To John Paul Jones
LS:2 National Archives; copies: National Archives, Library of Congress
Passy 30. June 1779.
Being arrived at Grois, you are to make the best of your Way, with the Vessels under your Command, to the West of Ireland; and establish your Cruise on the Orcades, the Cape of Dirneus, and the Dogger Bank: in order to take the Ennimies Property in those Seas.3
The Prizes you may make, send to Dunkirk, Ostend, or Bergen in Norway: according to your Proximity to either of those Ports. Address them to the Persons M. De Chaumont shall indicate to you.4
About the 15th August, when you will have sufficiently cruised in these Seas, you are to make Route for the Texel, where you will meet my further Orders.5
If by any personal Accident you should be render’d unable to execute these Instructions, The Officer of your Squadron next in Rank, is to endeavour to put them in execution.
With best Wishes for your Prosperity, I am ever, Dear Sir, your affectionate Friend & humble Servant.
Honble Capt. Jones.
Endorsed: from his Excellency Doctor Franklin Passy June 30th. 1779 recd. L’Orient July. 6th. 1779. No. 11.

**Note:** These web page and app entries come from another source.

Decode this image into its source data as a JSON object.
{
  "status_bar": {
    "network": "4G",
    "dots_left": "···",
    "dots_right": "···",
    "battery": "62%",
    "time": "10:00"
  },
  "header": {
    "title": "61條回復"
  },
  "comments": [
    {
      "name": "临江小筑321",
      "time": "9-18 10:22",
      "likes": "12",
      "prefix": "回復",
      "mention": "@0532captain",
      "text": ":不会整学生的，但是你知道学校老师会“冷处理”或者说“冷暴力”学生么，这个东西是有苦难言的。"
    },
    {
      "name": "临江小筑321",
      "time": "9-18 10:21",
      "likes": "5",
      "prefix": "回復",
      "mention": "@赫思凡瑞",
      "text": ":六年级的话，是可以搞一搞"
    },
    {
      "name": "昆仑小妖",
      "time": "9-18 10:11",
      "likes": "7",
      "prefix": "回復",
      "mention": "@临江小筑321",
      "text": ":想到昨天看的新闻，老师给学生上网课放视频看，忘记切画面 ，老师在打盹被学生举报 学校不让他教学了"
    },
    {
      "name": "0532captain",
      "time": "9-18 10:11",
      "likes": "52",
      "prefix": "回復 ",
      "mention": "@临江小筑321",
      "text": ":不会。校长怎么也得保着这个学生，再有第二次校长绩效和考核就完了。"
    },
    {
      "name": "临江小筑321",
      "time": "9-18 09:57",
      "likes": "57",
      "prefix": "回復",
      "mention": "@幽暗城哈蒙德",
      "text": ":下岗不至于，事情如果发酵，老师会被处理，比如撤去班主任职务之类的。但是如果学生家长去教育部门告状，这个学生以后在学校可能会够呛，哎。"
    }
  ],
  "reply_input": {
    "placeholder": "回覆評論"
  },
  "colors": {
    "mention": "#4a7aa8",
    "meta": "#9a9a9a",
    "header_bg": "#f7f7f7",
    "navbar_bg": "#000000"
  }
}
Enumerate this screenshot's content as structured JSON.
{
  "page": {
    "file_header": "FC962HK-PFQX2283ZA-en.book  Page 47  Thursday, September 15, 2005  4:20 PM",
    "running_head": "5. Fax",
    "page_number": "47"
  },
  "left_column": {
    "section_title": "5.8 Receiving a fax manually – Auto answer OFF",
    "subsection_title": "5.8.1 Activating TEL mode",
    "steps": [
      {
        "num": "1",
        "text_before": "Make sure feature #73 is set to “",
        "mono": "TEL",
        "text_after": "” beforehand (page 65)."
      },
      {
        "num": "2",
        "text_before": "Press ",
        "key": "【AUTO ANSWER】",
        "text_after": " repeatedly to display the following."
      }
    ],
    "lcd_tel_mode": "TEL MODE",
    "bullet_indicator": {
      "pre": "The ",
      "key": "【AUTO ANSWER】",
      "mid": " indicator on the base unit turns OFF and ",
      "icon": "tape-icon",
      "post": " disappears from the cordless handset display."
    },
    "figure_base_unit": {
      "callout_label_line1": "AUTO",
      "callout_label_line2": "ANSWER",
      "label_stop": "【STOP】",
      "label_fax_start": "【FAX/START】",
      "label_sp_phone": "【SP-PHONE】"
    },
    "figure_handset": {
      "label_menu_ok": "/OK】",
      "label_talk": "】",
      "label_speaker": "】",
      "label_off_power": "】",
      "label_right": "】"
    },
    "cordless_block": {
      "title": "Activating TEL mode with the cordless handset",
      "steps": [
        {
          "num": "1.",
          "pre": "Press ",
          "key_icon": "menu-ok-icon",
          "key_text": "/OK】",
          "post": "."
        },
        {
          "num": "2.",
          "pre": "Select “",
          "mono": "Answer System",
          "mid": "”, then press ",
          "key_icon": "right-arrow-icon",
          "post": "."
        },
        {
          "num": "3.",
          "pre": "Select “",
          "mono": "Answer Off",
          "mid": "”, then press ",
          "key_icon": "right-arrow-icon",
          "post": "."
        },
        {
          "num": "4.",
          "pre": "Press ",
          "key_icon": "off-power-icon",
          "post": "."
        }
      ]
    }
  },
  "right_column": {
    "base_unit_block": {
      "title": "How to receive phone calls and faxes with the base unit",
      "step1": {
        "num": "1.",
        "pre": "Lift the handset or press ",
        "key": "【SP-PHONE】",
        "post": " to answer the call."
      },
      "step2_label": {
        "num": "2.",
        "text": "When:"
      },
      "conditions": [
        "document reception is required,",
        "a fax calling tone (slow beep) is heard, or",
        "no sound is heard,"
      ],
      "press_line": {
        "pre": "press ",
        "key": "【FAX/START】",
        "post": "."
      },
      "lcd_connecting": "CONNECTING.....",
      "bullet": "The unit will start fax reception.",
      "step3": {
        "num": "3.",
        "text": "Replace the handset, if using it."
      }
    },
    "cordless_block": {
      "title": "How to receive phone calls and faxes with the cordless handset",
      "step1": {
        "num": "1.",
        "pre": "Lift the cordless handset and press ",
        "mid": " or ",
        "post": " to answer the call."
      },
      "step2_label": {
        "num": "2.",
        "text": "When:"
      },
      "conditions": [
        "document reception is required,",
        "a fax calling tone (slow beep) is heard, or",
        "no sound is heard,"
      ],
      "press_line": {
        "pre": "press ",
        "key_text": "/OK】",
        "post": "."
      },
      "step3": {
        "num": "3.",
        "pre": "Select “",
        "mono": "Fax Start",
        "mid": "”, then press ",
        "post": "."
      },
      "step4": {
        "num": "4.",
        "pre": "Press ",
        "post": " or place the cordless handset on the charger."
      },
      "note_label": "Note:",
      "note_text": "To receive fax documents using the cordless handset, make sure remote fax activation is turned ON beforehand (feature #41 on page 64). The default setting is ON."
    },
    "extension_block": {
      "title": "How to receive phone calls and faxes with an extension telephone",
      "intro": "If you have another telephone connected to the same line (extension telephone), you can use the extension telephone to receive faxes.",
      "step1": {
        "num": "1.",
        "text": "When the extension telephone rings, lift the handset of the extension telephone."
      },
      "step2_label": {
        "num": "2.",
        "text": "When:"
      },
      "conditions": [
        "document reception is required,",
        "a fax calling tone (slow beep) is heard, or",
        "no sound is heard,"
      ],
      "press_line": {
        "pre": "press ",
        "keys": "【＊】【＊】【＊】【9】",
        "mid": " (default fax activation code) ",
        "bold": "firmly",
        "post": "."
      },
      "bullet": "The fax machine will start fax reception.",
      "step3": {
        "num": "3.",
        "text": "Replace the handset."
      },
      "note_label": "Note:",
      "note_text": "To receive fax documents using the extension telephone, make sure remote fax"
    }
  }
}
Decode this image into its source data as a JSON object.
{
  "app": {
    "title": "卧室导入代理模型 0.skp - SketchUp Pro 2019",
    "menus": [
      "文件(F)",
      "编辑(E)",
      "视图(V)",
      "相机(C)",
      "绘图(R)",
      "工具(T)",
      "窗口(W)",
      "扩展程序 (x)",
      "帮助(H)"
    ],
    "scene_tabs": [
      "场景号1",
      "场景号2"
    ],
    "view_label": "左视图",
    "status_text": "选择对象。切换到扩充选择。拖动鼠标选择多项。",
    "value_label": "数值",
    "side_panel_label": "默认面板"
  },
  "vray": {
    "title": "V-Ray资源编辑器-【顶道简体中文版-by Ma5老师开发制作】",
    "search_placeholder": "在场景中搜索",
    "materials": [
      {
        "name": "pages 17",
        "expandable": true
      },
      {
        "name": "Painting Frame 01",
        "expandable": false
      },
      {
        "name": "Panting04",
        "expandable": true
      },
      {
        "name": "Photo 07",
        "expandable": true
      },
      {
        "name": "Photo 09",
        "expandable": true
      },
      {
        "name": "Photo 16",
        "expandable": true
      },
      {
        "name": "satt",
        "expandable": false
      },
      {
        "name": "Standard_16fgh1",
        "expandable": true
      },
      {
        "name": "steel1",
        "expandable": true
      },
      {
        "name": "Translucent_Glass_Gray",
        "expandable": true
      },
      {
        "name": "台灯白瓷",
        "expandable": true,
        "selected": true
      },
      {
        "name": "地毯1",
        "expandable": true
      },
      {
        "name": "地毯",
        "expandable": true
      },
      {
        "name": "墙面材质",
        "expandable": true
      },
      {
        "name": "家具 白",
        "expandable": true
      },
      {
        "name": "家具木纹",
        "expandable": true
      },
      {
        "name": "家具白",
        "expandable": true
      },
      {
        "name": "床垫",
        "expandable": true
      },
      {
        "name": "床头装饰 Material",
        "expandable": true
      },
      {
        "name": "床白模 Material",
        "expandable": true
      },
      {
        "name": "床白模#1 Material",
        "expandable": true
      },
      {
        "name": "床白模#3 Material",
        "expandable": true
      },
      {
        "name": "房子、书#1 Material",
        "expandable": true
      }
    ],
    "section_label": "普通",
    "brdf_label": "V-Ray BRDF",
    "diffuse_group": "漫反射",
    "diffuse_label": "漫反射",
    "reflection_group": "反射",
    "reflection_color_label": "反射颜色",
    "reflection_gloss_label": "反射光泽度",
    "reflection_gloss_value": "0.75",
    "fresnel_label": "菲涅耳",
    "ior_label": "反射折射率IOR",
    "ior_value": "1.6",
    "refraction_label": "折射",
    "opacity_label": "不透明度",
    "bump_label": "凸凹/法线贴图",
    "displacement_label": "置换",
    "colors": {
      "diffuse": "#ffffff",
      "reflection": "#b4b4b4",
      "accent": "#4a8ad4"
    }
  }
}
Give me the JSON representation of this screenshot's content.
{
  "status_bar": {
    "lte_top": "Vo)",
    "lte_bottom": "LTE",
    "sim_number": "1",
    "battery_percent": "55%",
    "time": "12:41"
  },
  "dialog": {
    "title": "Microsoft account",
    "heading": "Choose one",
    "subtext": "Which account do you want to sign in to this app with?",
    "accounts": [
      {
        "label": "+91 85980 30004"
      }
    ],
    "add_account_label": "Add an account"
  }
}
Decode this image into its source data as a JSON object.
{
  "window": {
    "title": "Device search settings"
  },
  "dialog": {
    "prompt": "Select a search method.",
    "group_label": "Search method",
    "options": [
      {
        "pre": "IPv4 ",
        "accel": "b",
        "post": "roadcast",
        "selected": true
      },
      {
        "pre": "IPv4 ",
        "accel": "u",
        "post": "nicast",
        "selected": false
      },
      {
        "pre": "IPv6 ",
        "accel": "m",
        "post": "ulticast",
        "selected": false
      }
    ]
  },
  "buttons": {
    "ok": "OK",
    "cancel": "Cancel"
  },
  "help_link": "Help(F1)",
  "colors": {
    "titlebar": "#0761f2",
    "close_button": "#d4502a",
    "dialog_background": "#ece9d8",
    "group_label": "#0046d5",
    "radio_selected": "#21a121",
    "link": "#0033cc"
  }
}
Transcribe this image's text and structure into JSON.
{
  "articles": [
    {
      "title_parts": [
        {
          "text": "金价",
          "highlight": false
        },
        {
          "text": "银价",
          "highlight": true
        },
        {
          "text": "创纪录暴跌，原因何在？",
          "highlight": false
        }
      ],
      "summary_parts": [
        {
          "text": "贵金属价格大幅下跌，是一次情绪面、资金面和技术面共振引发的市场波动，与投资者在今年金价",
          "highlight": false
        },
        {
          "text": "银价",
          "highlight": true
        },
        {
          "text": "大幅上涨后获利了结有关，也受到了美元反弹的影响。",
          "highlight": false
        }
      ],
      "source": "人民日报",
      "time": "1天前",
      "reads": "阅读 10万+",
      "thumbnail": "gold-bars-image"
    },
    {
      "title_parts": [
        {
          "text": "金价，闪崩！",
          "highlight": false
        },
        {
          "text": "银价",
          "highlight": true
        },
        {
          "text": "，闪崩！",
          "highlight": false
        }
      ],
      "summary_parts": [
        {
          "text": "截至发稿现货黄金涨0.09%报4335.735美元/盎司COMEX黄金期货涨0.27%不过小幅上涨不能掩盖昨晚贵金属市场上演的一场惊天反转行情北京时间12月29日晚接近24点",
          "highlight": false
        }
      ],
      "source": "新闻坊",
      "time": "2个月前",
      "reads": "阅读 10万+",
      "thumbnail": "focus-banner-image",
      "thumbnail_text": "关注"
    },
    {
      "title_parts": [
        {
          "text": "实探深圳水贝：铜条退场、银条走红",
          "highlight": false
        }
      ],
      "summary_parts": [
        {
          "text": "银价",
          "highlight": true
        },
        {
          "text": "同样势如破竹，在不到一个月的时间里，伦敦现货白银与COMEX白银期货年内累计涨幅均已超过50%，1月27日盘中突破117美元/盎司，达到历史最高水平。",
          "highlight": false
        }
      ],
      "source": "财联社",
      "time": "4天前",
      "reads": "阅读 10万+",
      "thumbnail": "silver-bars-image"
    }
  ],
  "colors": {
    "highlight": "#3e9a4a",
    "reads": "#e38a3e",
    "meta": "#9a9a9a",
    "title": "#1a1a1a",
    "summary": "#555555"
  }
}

2. In WTF’s hand. In a July 8 letter to Jones (National Archives) BF explained that the following instructions had been drafted in French by Sartine’s ministry and brought to him by Chaumont. BF then had them translated into English.
3. The Orcades is another name for the Orkney Islands. Morison, Jones, p. 194, claims that the second reference point is the Cape of Lindesnes (also known as the Naze), the southern tip of Norway; another possibility is Cape Dennis (Dennis Head) at the northeast tip of the Orkneys: Thomas J. Schaeper, John Paul Jones and the Battle off Flamborough Head: a Reconsideration (New York, 1989), pp. 108–9. The Dogger Bank is one of the prime fishing grounds in the North Sea.
4. On June 30 Chaumont told Jones to send his prizes to the French consul at Bergen or, for prizes directed to Ostend or Dunkirk, to M. Calliez père (XXVIII, 560–1): Bradford, Jones Papers, reel 3, no. 660.
5. Shipping to and from Amsterdam generally passed through the channel south of the Texel, an island off the entrance to the Zuider Zee. Wood needed by the French navy had been accumulating at Amsterdam; see Dumas’ letter of June 11. As the Dutch refused to convoy it to France, Jones’s squadron, after completing its initial cruise, would be available to bring the timber ships safely through the English Channel: Dull, French Navy, pp. 174–6.